According to a FERC release, the proposed rule would reform the Open Access Transmission Tariffs (OATT) and the Large Generator Interconnection Agreements filed by public utility transmission providers to require them to offer services that will allow for a more efficient integration of variable energy resources such as wind, solar and hydrokinetics into the grid system. This has been a challenging and ongoing issue for alt energies and the passage of the rule would signify the country’s commitment to renewable energy.
“Most of the new power plants for which developers are seeking access to the grid are variable resources such as wind and solar generators,” FERC Chairman Jon Wellinghoff said. “This proposal will help the Commission to cost-effectively integrate these and other variable generators into the grid in a way that helps maintain reliability and operational stability.”
According to Gregory K. Lawrence, with law firm McDermott Will & Emery and the head of the firm’s renewable business and his associate Mustafa Ostrander, the three proposed reforms address “discrete operational protocols” and should be viewed as “complementary parts of a package.” The reforms include:
- Intra-hourly Transmission Scheduling—FERC proposes requiring public utility transmission providers to give their customers the option of using more frequent transmission scheduling intervals (15-minute intervals) within each operating hour. This would allow transmission schedules to reflect more accurately power production forecasts, load profiles and other changing system conditions, while also allowing the system’s variability to be managed more effectively.
- Power Production Forecasts—The proposed rulemaking also requires public utility transmission providers to amend their pro forma Large Generator Interconnection Agreement to incorporate provisions requiring interconnection customers with VER-generating facilities to provide to public utility transmission providers certain meteorological and operational data. FERC believes this requirement will result in greater situational awareness and efficiency within the unit commitment, dispatch and reliability assessment process.
- Generic Ancillary Service Rate Schedule—FERC also proposes adding a generic ancillary service rate schedule to the pro forma Open Access Transmission Tariff. Public utility transmission providers would be required to offer generator regulation service, to the extent physically feasible, to transmission customers using transmission service to deliver energy from a generator located within the transmission provider’s balancing authority area.

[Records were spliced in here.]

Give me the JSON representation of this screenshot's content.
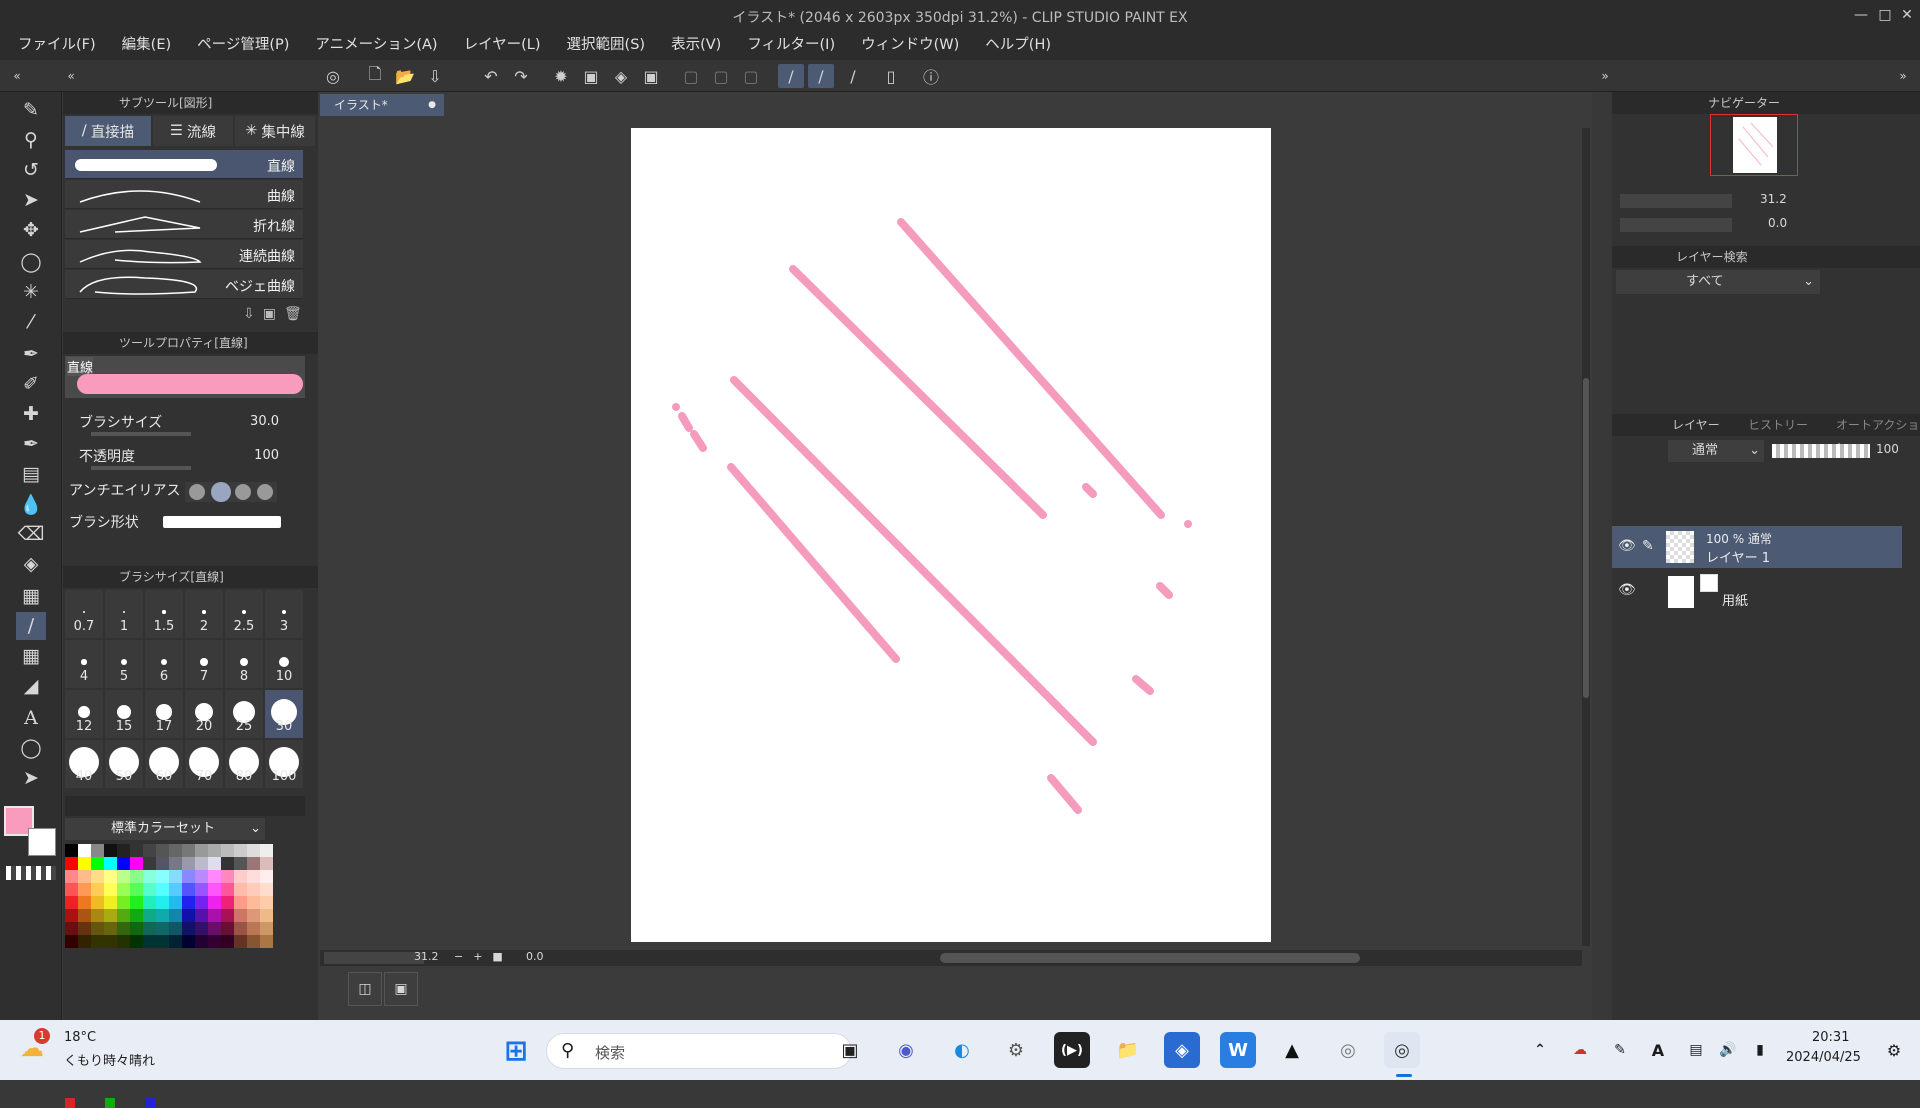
{
  "window": {
    "title": "イラスト* (2046 x 2603px 350dpi 31.2%)  - CLIP STUDIO PAINT EX"
  },
  "menu": [
    "ファイル(F)",
    "編集(E)",
    "ページ管理(P)",
    "アニメーション(A)",
    "レイヤー(L)",
    "選択範囲(S)",
    "表示(V)",
    "フィルター(I)",
    "ウィンドウ(W)",
    "ヘルプ(H)"
  ],
  "subtool": {
    "header": "サブツール[図形]",
    "tabs": [
      "直接描",
      "流線",
      "集中線"
    ],
    "items": [
      "直線",
      "曲線",
      "折れ線",
      "連続曲線",
      "ベジェ曲線"
    ]
  },
  "toolprop": {
    "header": "ツールプロパティ[直線]",
    "preview_label": "直線",
    "brush_size_label": "ブラシサイズ",
    "brush_size_value": "30.0",
    "opacity_label": "不透明度",
    "opacity_value": "100",
    "antialias_label": "アンチエイリアス",
    "brush_shape_label": "ブラシ形状"
  },
  "brushsize": {
    "header": "ブラシサイズ[直線]",
    "sizes": [
      "0.7",
      "1",
      "1.5",
      "2",
      "2.5",
      "3",
      "4",
      "5",
      "6",
      "7",
      "8",
      "10",
      "12",
      "15",
      "17",
      "20",
      "25",
      "30",
      "40",
      "50",
      "60",
      "70",
      "80",
      "100"
    ],
    "selected": "30"
  },
  "colorset": {
    "name": "標準カラーセット"
  },
  "colors": {
    "main": "#f89bbd",
    "sub": "#ffffff",
    "stroke": "#f59bbd",
    "accent": "#4d5a73"
  },
  "canvas": {
    "tab": "イラスト*",
    "zoom": "31.2",
    "rotation": "0.0"
  },
  "navigator": {
    "header": "ナビゲーター",
    "zoom": "31.2",
    "rotation": "0.0"
  },
  "layer_search": {
    "header": "レイヤー検索",
    "filter": "すべて"
  },
  "layers": {
    "tabs": [
      "レイヤー",
      "ヒストリー",
      "オートアクション"
    ],
    "blend_mode": "通常",
    "opacity": "100",
    "items": [
      {
        "info": "100 % 通常",
        "name": "レイヤー 1"
      },
      {
        "info": "",
        "name": "用紙"
      }
    ]
  },
  "taskbar": {
    "weather_temp": "18°C",
    "weather_desc": "くもり時々晴れ",
    "weather_badge": "1",
    "search_placeholder": "検索",
    "time": "20:31",
    "date": "2024/04/25"
  }
}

FERC’s goal with the proposed rules is to create a “reasonable foundation upon which public utility transmission providers will be well-positioned to manage system variability associated with increased numbers of VERs,” but acknowledges that these rules do not solve all the integration challenges.